Every entry, from the first to the last, should be written out exactly.

ENTRIES SUPPLIED:
---------------

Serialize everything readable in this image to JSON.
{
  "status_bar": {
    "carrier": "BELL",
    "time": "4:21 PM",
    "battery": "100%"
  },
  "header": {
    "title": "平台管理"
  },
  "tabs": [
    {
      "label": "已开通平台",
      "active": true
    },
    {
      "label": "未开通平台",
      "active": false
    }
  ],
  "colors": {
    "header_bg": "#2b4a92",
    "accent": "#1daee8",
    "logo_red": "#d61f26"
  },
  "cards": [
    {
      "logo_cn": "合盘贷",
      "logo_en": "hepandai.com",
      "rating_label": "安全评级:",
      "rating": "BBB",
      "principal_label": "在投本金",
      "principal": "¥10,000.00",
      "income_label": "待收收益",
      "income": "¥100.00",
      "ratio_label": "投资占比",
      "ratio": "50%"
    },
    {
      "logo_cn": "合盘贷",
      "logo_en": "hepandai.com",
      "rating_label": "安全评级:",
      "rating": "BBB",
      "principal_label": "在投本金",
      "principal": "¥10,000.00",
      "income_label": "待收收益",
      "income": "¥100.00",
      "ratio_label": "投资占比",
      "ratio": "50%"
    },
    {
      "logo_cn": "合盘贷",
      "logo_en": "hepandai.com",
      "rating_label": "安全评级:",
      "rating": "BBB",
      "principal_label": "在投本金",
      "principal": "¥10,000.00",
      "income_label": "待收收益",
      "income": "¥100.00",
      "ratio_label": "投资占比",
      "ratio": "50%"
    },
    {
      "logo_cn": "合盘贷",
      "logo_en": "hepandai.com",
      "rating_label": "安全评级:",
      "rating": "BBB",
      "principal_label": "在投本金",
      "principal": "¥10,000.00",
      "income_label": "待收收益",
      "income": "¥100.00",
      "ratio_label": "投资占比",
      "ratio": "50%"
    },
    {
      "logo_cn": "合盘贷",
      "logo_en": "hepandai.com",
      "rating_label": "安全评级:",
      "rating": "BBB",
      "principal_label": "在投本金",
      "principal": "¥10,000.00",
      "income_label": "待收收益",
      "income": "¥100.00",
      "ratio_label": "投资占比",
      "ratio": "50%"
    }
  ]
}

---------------

EXERCISE RESPONSE:
Serialize everything readable in this image to JSON.
{
  "status_bar": {
    "carrier": "BELL",
    "time": "4:21 PM",
    "battery": "100%"
  },
  "header": {
    "title": "平台管理"
  },
  "tabs": [
    {
      "label": "已开通平台",
      "active": true
    },
    {
      "label": "未开通平台",
      "active": false
    }
  ],
  "colors": {
    "header_bg": "#2b4a92",
    "accent": "#1daee8",
    "logo_red": "#d61f26"
  },
  "cards": [
    {
      "logo_cn": "合盘贷",
      "logo_en": "hepandai.com",
      "rating_label": "安全评级:",
      "rating": "BBB",
      "principal_label": "在投本金",
      "principal": "¥10,000.00",
      "income_label": "待收收益",
      "income": "¥100.00",
      "ratio_label": "投资占比",
      "ratio": "50%"
    },
    {
      "logo_cn": "合盘贷",
      "logo_en": "hepandai.com",
      "rating_label": "安全评级:",
      "rating": "BBB",
      "principal_label": "在投本金",
      "principal": "¥10,000.00",
      "income_label": "待收收益",
      "income": "¥100.00",
      "ratio_label": "投资占比",
      "ratio": "50%"
    },
    {
      "logo_cn": "合盘贷",
      "logo_en": "hepandai.com",
      "rating_label": "安全评级:",
      "rating": "BBB",
      "principal_label": "在投本金",
      "principal": "¥10,000.00",
      "income_label": "待收收益",
      "income": "¥100.00",
      "ratio_label": "投资占比",
      "ratio": "50%"
    },
    {
      "logo_cn": "合盘贷",
      "logo_en": "hepandai.com",
      "rating_label": "安全评级:",
      "rating": "BBB",
      "principal_label": "在投本金",
      "principal": "¥10,000.00",
      "income_label": "待收收益",
      "income": "¥100.00",
      "ratio_label": "投资占比",
      "ratio": "50%"
    },
    {
      "logo_cn": "合盘贷",
      "logo_en": "hepandai.com",
      "rating_label": "安全评级:",
      "rating": "BBB",
      "principal_label": "在投本金",
      "principal": "¥10,000.00",
      "income_label": "待收收益",
      "income": "¥100.00",
      "ratio_label": "投资占比",
      "ratio": "50%"
    }
  ]
}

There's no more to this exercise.